> _Work required_
Scan the data. Collect each line that contains the word "type".

> _Records for the task_
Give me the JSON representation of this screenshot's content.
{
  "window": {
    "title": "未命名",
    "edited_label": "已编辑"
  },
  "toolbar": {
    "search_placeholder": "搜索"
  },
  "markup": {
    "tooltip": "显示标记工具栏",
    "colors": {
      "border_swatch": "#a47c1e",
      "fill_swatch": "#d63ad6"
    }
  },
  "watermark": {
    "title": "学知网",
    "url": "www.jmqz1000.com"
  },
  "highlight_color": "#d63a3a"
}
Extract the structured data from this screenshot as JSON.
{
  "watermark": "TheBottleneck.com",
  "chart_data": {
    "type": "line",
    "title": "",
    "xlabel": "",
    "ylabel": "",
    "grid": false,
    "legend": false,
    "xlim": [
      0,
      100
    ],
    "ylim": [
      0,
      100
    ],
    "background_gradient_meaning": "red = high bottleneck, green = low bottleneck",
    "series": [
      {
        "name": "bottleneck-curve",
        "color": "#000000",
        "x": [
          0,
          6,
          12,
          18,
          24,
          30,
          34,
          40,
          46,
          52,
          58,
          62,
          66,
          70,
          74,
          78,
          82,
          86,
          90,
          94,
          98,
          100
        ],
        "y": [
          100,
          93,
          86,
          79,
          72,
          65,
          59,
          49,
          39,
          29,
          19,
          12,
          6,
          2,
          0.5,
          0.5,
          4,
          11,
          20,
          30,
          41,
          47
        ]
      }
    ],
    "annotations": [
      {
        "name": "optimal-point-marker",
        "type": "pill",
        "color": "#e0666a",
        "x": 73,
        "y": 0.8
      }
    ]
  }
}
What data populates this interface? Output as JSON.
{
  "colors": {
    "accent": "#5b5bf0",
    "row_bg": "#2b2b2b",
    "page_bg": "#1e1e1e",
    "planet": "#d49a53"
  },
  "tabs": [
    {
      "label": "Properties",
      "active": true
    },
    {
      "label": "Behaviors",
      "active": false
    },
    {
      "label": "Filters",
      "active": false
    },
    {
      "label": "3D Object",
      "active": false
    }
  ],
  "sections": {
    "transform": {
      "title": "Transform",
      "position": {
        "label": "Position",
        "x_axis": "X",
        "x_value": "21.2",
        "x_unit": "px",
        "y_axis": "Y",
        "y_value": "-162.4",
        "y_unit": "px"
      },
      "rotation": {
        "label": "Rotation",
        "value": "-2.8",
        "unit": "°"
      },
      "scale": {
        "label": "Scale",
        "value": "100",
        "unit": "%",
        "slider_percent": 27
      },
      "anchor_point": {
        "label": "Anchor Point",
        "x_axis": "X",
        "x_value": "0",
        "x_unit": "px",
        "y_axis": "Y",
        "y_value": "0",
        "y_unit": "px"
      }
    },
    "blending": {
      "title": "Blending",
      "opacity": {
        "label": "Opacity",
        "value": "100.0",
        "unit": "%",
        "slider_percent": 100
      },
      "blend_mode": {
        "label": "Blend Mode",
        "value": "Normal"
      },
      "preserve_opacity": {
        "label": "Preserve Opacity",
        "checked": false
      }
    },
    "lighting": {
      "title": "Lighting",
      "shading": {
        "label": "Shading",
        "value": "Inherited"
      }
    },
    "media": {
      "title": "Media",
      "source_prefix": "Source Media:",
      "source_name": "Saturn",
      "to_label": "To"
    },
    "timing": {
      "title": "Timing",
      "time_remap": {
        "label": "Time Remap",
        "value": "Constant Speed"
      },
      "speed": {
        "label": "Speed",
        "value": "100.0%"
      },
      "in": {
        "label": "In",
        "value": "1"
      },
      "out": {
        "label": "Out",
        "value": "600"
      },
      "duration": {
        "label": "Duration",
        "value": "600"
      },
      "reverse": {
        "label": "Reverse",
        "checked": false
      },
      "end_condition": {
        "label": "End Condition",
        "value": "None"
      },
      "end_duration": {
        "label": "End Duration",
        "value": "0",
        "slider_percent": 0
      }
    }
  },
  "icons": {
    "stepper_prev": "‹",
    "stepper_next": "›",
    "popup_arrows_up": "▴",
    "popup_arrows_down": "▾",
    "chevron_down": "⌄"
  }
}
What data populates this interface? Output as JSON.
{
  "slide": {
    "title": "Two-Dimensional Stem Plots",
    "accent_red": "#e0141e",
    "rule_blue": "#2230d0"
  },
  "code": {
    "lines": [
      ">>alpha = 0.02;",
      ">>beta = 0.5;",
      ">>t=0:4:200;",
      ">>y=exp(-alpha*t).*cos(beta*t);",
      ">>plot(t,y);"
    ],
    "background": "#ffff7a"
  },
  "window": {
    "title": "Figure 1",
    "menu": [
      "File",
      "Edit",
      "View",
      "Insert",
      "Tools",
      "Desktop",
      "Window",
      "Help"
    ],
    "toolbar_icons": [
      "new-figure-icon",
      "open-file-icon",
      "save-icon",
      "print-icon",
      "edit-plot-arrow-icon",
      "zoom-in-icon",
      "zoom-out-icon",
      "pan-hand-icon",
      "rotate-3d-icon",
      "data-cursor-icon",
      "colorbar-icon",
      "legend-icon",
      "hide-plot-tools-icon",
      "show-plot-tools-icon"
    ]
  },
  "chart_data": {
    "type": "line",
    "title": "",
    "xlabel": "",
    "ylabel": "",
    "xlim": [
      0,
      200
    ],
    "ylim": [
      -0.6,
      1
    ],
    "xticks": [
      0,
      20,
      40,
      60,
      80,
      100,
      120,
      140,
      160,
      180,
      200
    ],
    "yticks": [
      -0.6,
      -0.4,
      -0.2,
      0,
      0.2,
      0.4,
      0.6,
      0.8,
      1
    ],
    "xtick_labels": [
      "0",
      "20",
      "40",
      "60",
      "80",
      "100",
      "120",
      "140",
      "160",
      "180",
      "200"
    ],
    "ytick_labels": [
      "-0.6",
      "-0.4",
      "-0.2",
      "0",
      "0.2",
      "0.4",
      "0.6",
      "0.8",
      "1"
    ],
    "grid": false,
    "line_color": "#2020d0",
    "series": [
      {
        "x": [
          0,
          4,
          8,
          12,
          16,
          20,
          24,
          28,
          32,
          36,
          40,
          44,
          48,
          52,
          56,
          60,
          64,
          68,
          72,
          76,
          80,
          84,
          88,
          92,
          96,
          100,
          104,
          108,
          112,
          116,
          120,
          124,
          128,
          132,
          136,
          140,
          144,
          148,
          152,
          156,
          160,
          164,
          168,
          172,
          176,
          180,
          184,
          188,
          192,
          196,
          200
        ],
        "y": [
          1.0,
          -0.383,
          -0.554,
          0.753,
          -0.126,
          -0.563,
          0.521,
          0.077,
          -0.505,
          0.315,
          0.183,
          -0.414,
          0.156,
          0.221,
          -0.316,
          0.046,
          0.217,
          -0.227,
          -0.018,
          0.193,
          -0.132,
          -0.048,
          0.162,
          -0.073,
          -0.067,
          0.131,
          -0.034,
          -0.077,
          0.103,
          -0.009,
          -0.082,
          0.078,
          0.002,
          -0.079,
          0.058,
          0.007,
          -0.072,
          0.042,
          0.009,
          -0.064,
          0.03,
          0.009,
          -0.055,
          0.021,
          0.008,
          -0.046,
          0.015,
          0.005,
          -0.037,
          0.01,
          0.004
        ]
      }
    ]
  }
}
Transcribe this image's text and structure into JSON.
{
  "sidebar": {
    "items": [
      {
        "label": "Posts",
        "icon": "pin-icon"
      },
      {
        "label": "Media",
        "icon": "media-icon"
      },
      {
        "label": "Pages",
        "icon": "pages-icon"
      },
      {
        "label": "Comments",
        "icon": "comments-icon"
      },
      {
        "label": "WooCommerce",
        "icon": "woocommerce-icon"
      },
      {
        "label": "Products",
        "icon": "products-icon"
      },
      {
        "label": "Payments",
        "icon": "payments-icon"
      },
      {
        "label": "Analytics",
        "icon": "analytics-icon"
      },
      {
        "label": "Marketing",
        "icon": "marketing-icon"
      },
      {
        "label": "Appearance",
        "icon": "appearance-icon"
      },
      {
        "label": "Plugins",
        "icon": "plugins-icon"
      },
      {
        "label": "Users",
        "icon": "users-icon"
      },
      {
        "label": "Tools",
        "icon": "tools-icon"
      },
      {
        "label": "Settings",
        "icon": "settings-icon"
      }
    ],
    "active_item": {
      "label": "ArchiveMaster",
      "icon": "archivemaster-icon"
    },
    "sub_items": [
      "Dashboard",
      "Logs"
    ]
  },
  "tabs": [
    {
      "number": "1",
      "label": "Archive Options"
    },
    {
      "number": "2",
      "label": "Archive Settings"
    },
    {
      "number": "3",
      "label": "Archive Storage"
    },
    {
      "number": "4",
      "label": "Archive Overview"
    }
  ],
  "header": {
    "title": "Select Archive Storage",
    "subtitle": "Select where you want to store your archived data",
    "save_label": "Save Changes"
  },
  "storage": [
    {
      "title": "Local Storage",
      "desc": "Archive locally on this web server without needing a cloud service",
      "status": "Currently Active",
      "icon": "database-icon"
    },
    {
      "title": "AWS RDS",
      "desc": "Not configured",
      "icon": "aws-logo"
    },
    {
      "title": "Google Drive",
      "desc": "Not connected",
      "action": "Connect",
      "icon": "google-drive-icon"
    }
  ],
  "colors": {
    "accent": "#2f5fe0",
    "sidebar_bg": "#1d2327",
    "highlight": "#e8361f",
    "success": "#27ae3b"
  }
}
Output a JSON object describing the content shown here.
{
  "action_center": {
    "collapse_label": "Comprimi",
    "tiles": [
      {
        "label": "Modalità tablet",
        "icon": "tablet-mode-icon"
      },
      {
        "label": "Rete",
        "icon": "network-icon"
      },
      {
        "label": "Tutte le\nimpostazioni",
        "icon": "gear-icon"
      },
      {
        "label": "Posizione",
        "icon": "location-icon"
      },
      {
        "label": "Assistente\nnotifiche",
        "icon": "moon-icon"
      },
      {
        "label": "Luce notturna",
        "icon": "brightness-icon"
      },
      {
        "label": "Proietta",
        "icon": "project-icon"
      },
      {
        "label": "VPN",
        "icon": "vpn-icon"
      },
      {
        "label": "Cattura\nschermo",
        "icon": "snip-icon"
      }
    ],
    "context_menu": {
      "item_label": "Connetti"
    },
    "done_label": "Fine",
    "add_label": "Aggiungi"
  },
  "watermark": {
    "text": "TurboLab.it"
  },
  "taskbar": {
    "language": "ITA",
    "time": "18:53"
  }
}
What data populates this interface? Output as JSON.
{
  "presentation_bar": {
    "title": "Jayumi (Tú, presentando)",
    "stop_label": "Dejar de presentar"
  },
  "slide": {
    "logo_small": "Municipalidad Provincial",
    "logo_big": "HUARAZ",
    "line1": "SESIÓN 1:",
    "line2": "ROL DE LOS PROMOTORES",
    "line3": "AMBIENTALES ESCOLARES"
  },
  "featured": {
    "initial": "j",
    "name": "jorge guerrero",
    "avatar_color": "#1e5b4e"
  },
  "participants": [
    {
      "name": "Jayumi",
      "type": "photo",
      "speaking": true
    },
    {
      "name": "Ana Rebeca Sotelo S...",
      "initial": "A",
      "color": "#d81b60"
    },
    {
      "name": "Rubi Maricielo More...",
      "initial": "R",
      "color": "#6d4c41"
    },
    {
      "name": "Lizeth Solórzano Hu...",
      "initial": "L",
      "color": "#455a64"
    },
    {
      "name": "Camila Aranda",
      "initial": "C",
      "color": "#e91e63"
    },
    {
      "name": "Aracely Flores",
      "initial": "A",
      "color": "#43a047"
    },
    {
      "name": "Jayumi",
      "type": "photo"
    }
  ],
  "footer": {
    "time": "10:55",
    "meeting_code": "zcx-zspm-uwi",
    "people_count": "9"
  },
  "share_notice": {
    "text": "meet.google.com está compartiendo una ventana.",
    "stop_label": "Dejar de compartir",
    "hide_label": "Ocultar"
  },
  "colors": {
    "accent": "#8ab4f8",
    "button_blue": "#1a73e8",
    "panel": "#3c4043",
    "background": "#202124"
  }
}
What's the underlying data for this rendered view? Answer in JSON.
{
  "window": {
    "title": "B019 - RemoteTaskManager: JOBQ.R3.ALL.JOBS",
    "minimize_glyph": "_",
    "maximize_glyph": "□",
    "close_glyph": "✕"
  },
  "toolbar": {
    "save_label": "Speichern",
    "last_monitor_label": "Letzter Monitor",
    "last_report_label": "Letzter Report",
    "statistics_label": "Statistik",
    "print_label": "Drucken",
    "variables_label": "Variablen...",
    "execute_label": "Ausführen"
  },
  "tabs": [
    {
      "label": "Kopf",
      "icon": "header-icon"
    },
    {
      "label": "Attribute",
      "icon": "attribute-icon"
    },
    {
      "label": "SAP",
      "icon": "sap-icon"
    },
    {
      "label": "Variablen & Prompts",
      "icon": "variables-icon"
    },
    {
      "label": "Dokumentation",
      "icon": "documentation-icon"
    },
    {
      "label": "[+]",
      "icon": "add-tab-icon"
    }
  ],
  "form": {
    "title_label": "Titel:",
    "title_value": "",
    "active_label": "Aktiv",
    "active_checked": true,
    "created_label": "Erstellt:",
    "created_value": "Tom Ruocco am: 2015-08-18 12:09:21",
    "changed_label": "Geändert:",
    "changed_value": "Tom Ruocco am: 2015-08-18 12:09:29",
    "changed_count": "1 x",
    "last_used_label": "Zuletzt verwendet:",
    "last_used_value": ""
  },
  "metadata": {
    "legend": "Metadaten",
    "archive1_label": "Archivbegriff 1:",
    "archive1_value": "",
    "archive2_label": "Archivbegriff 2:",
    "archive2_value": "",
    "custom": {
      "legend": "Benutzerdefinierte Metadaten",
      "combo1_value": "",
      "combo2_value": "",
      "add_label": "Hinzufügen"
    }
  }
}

> _Task response_
    "type": "line",
        "type": "pill",
    "type": "line",
      "type": "photo",
      "type": "photo"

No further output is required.